◆ Exercise data
= = =

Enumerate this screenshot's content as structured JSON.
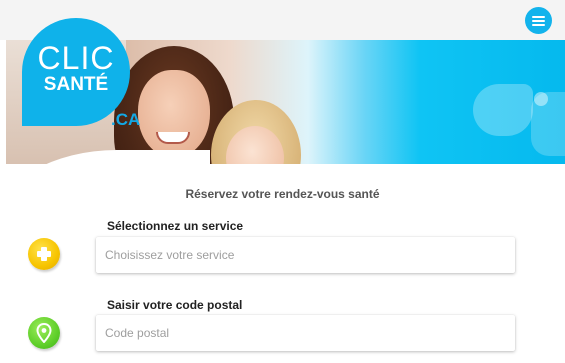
{
  "logo": {
    "line1": "CLIC",
    "line2": "SANTÉ",
    "suffix": ".CA"
  },
  "header": {
    "menu_icon": "hamburger-menu-icon"
  },
  "main": {
    "subtitle": "Réservez votre rendez-vous santé",
    "service": {
      "label": "Sélectionnez un service",
      "placeholder": "Choisissez votre service",
      "value": "",
      "icon": "plus-icon"
    },
    "postal": {
      "label": "Saisir votre code postal",
      "placeholder": "Code postal",
      "value": "",
      "icon": "location-pin-icon"
    }
  },
  "colors": {
    "brand": "#0fb2ea",
    "service_icon": "#f7c400",
    "postal_icon": "#5fcf2a"
  }
}
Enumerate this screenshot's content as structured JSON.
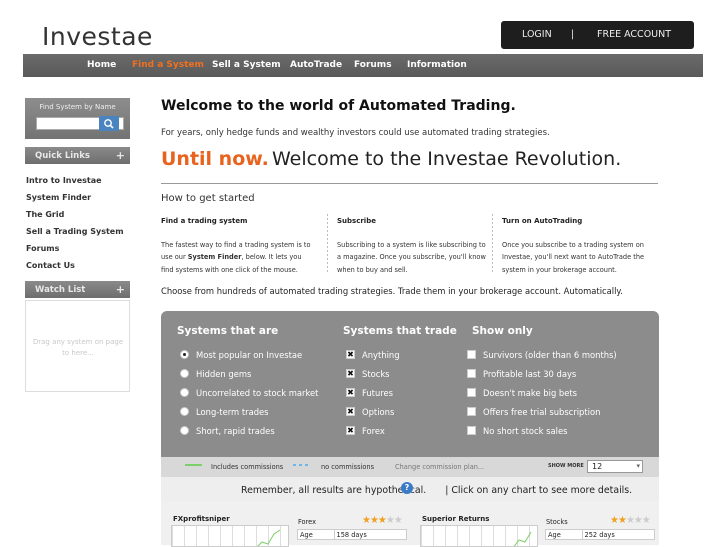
{
  "header": {
    "logo": "Investae",
    "login": "LOGIN",
    "separator": "|",
    "free_account": "FREE ACCOUNT"
  },
  "nav": {
    "items": [
      "Home",
      "Find a System",
      "Sell a System",
      "AutoTrade",
      "Forums",
      "Information"
    ],
    "active": "Find a System",
    "active_color": "#f07020"
  },
  "sidebar": {
    "search_label": "Find System by Name",
    "search_value": "",
    "quick_links_title": "Quick Links",
    "quick_links": [
      "Intro to Investae",
      "System Finder",
      "The Grid",
      "Sell a Trading System",
      "Forums",
      "Contact Us"
    ],
    "watch_list_title": "Watch List",
    "watch_list_hint": "Drag any system on page to here...",
    "plus": "+"
  },
  "main": {
    "welcome": "Welcome to the world of Automated Trading.",
    "intro": "For years, only hedge funds and wealthy investors could use automated trading strategies.",
    "until_now": "Until now.",
    "revolution": "Welcome to the Investae Revolution.",
    "how_to": "How to get started",
    "columns": [
      {
        "title": "Find a trading system",
        "text_before": "The fastest way to find a trading system is to use our ",
        "text_bold": "System Finder",
        "text_after": ", below. It lets you find systems with one click of the mouse."
      },
      {
        "title": "Subscribe",
        "text": "Subscribing to a system is like subscribing to a magazine. Once you subscribe, you'll know when to buy and sell."
      },
      {
        "title": "Turn on AutoTrading",
        "text": "Once you subscribe to a trading system on Investae, you'll next want to AutoTrade the system in your brokerage account."
      }
    ],
    "choose": "Choose from hundreds of automated trading strategies. Trade them in your brokerage account. Automatically."
  },
  "filters": {
    "col1_title": "Systems that are",
    "col2_title": "Systems that trade",
    "col3_title": "Show only",
    "col1": [
      {
        "label": "Most popular on Investae",
        "selected": true
      },
      {
        "label": "Hidden gems",
        "selected": false
      },
      {
        "label": "Uncorrelated to stock market",
        "selected": false
      },
      {
        "label": "Long-term trades",
        "selected": false
      },
      {
        "label": "Short, rapid trades",
        "selected": false
      }
    ],
    "col2": [
      {
        "label": "Anything",
        "checked": true
      },
      {
        "label": "Stocks",
        "checked": true
      },
      {
        "label": "Futures",
        "checked": true
      },
      {
        "label": "Options",
        "checked": true
      },
      {
        "label": "Forex",
        "checked": true
      }
    ],
    "col3": [
      {
        "label": "Survivors (older than 6 months)",
        "checked": false
      },
      {
        "label": "Profitable last 30 days",
        "checked": false
      },
      {
        "label": "Doesn't make big bets",
        "checked": false
      },
      {
        "label": "Offers free trial subscription",
        "checked": false
      },
      {
        "label": "No short stock sales",
        "checked": false
      }
    ],
    "check_mark": "✖"
  },
  "legend": {
    "includes": "Includes commissions",
    "no_comm": "no commissions",
    "change": "Change commission plan...",
    "show_more_label": "SHOW MORE",
    "show_more_value": "12"
  },
  "remember": {
    "before": "Remember, all results are hypothetical.",
    "help": "?",
    "after": " | Click on any chart to see more details."
  },
  "results": [
    {
      "name": "FXprofitsniper",
      "category": "Forex",
      "stars": 3,
      "rows": [
        [
          "Age",
          "158 days"
        ]
      ]
    },
    {
      "name": "Superior Returns",
      "category": "Stocks",
      "stars": 2,
      "rows": [
        [
          "Age",
          "252 days"
        ]
      ]
    }
  ]
}
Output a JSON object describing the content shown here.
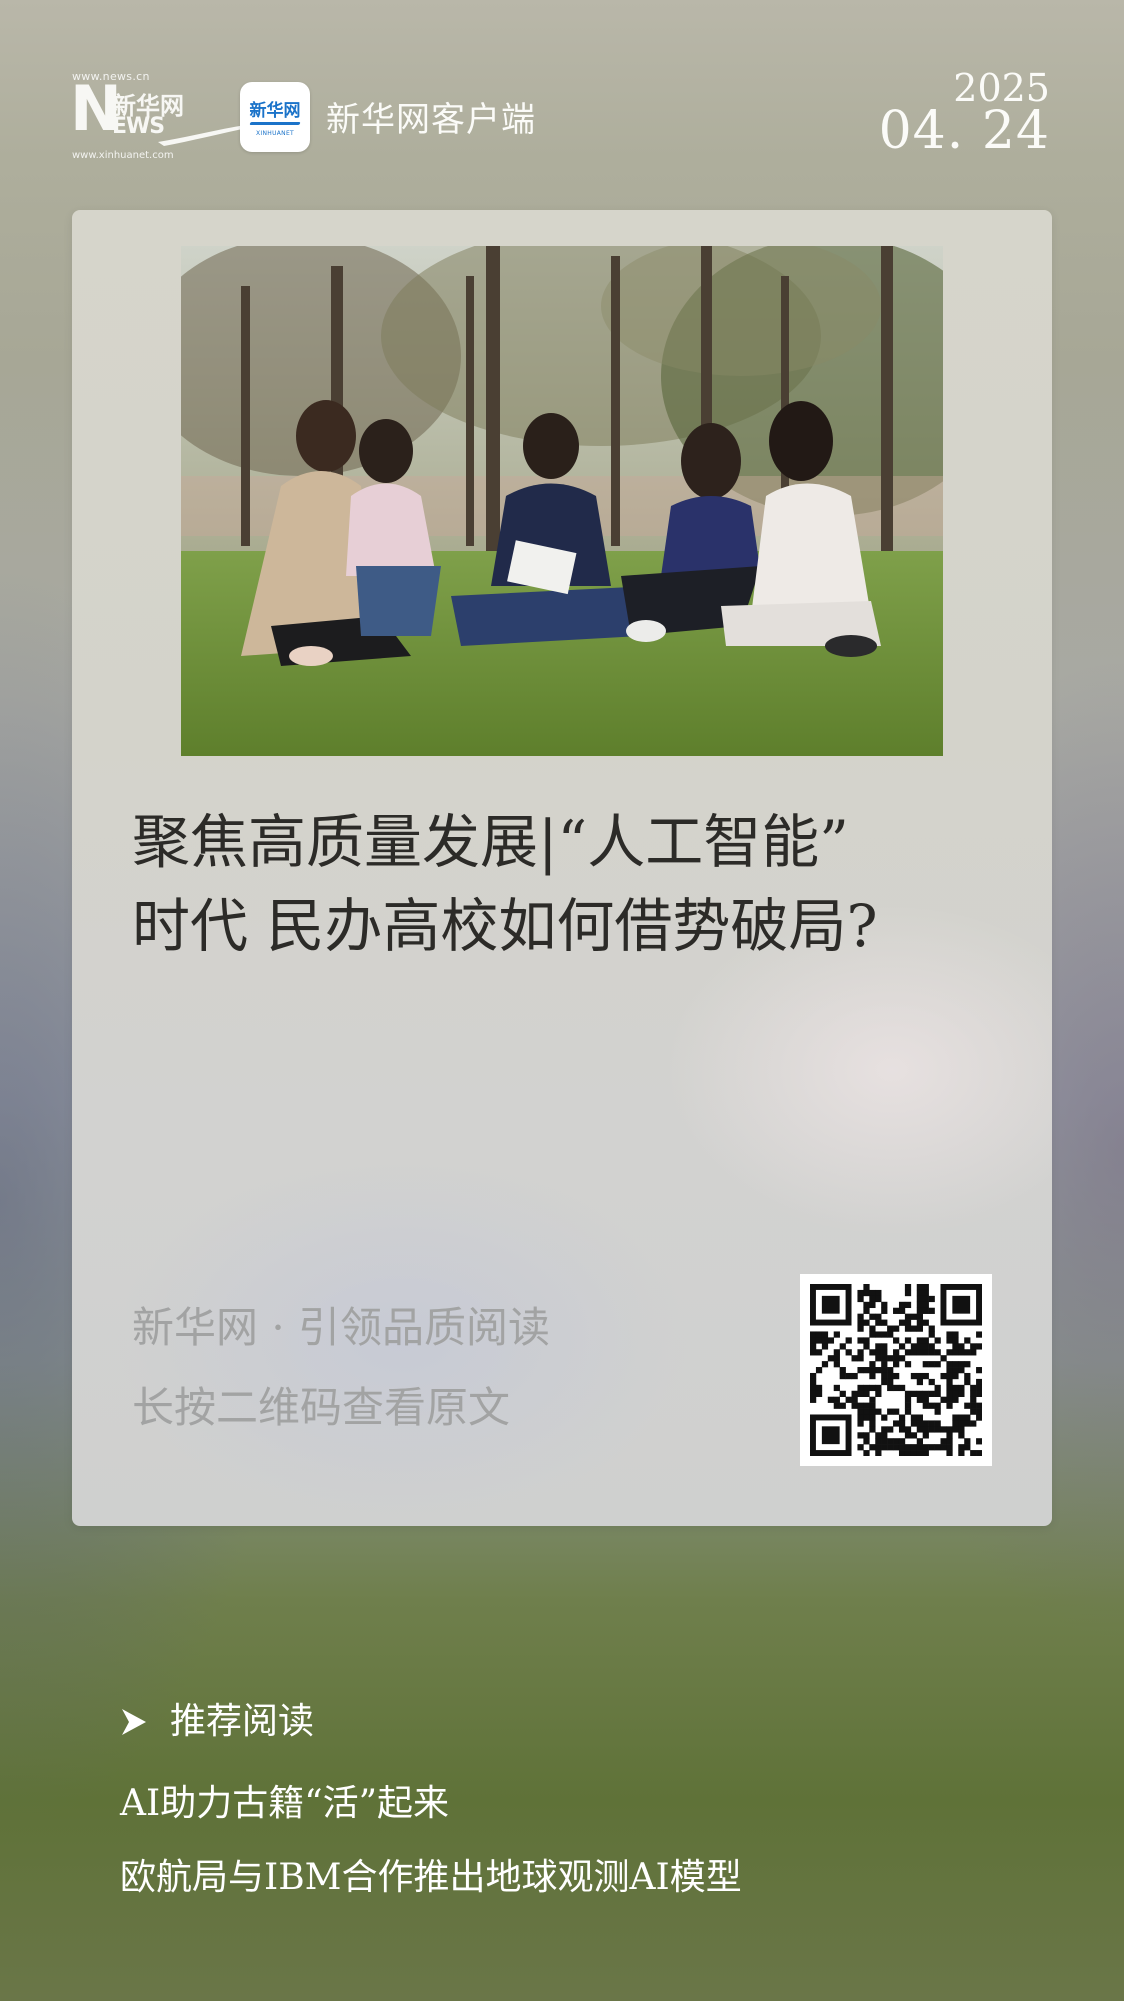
{
  "header": {
    "logo": {
      "url_top": "www.news.cn",
      "letter": "N",
      "cn": "新华网",
      "en": "EWS",
      "url_bottom": "www.xinhuanet.com"
    },
    "app_icon": {
      "cn": "新华网",
      "en": "XINHUANET"
    },
    "app_name": "新华网客户端",
    "date": {
      "year": "2025",
      "day": "04. 24"
    }
  },
  "card": {
    "headline_lines": [
      "聚焦高质量发展|“人工智能”",
      "时代  民办高校如何借势破局?"
    ],
    "slogan": "新华网 · 引领品质阅读",
    "qr_hint": "长按二维码查看原文"
  },
  "recommended": {
    "title": "推荐阅读",
    "items": [
      "AI助力古籍“活”起来",
      "欧航局与IBM合作推出地球观测AI模型"
    ]
  },
  "colors": {
    "headline": "#2c2b28",
    "muted_text": "#a2a3a3",
    "white_text": "#ffffff",
    "app_icon_blue": "#1b73c9"
  }
}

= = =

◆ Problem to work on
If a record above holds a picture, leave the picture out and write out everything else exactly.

◆ The completed task
Enumerate this screenshot's content as structured JSON.
{
  "logo": {
    "line1": "CLIC",
    "line2": "SANTÉ",
    "suffix": ".CA"
  },
  "header": {
    "menu_icon": "hamburger-menu-icon"
  },
  "main": {
    "subtitle": "Réservez votre rendez-vous santé",
    "service": {
      "label": "Sélectionnez un service",
      "placeholder": "Choisissez votre service",
      "value": "",
      "icon": "plus-icon"
    },
    "postal": {
      "label": "Saisir votre code postal",
      "placeholder": "Code postal",
      "value": "",
      "icon": "location-pin-icon"
    }
  },
  "colors": {
    "brand": "#0fb2ea",
    "service_icon": "#f7c400",
    "postal_icon": "#5fcf2a"
  }
}
Enumerate this screenshot's content as structured JSON.
{
  "header": {
    "logo": "Investae",
    "login": "LOGIN",
    "separator": "|",
    "free_account": "FREE ACCOUNT"
  },
  "nav": {
    "items": [
      "Home",
      "Find a System",
      "Sell a System",
      "AutoTrade",
      "Forums",
      "Information"
    ],
    "active": "Find a System",
    "active_color": "#f07020"
  },
  "sidebar": {
    "search_label": "Find System by Name",
    "search_value": "",
    "quick_links_title": "Quick Links",
    "quick_links": [
      "Intro to Investae",
      "System Finder",
      "The Grid",
      "Sell a Trading System",
      "Forums",
      "Contact Us"
    ],
    "watch_list_title": "Watch List",
    "watch_list_hint": "Drag any system on page to here...",
    "plus": "+"
  },
  "main": {
    "welcome": "Welcome to the world of Automated Trading.",
    "intro": "For years, only hedge funds and wealthy investors could use automated trading strategies.",
    "until_now": "Until now.",
    "revolution": "Welcome to the Investae Revolution.",
    "how_to": "How to get started",
    "columns": [
      {
        "title": "Find a trading system",
        "text_before": "The fastest way to find a trading system is to use our ",
        "text_bold": "System Finder",
        "text_after": ", below. It lets you find systems with one click of the mouse."
      },
      {
        "title": "Subscribe",
        "text": "Subscribing to a system is like subscribing to a magazine. Once you subscribe, you'll know when to buy and sell."
      },
      {
        "title": "Turn on AutoTrading",
        "text": "Once you subscribe to a trading system on Investae, you'll next want to AutoTrade the system in your brokerage account."
      }
    ],
    "choose": "Choose from hundreds of automated trading strategies. Trade them in your brokerage account. Automatically."
  },
  "filters": {
    "col1_title": "Systems that are",
    "col2_title": "Systems that trade",
    "col3_title": "Show only",
    "col1": [
      {
        "label": "Most popular on Investae",
        "selected": true
      },
      {
        "label": "Hidden gems",
        "selected": false
      },
      {
        "label": "Uncorrelated to stock market",
        "selected": false
      },
      {
        "label": "Long-term trades",
        "selected": false
      },
      {
        "label": "Short, rapid trades",
        "selected": false
      }
    ],
    "col2": [
      {
        "label": "Anything",
        "checked": true
      },
      {
        "label": "Stocks",
        "checked": true
      },
      {
        "label": "Futures",
        "checked": true
      },
      {
        "label": "Options",
        "checked": true
      },
      {
        "label": "Forex",
        "checked": true
      }
    ],
    "col3": [
      {
        "label": "Survivors (older than 6 months)",
        "checked": false
      },
      {
        "label": "Profitable last 30 days",
        "checked": false
      },
      {
        "label": "Doesn't make big bets",
        "checked": false
      },
      {
        "label": "Offers free trial subscription",
        "checked": false
      },
      {
        "label": "No short stock sales",
        "checked": false
      }
    ],
    "check_mark": "✖"
  },
  "legend": {
    "includes": "Includes commissions",
    "no_comm": "no commissions",
    "change": "Change commission plan...",
    "show_more_label": "SHOW MORE",
    "show_more_value": "12"
  },
  "remember": {
    "before": "Remember, all results are hypothetical.",
    "help": "?",
    "after": " | Click on any chart to see more details."
  },
  "results": [
    {
      "name": "FXprofitsniper",
      "category": "Forex",
      "stars": 3,
      "rows": [
        [
          "Age",
          "158 days"
        ]
      ]
    },
    {
      "name": "Superior Returns",
      "category": "Stocks",
      "stars": 2,
      "rows": [
        [
          "Age",
          "252 days"
        ]
      ]
    }
  ]
}
Output a JSON object describing the content shown here.
{
  "header": {
    "logo": {
      "url_top": "www.news.cn",
      "letter": "N",
      "cn": "新华网",
      "en": "EWS",
      "url_bottom": "www.xinhuanet.com"
    },
    "app_icon": {
      "cn": "新华网",
      "en": "XINHUANET"
    },
    "app_name": "新华网客户端",
    "date": {
      "year": "2025",
      "day": "04. 24"
    }
  },
  "card": {
    "headline_lines": [
      "聚焦高质量发展|“人工智能”",
      "时代  民办高校如何借势破局?"
    ],
    "slogan": "新华网 · 引领品质阅读",
    "qr_hint": "长按二维码查看原文"
  },
  "recommended": {
    "title": "推荐阅读",
    "items": [
      "AI助力古籍“活”起来",
      "欧航局与IBM合作推出地球观测AI模型"
    ]
  },
  "colors": {
    "headline": "#2c2b28",
    "muted_text": "#a2a3a3",
    "white_text": "#ffffff",
    "app_icon_blue": "#1b73c9"
  }
}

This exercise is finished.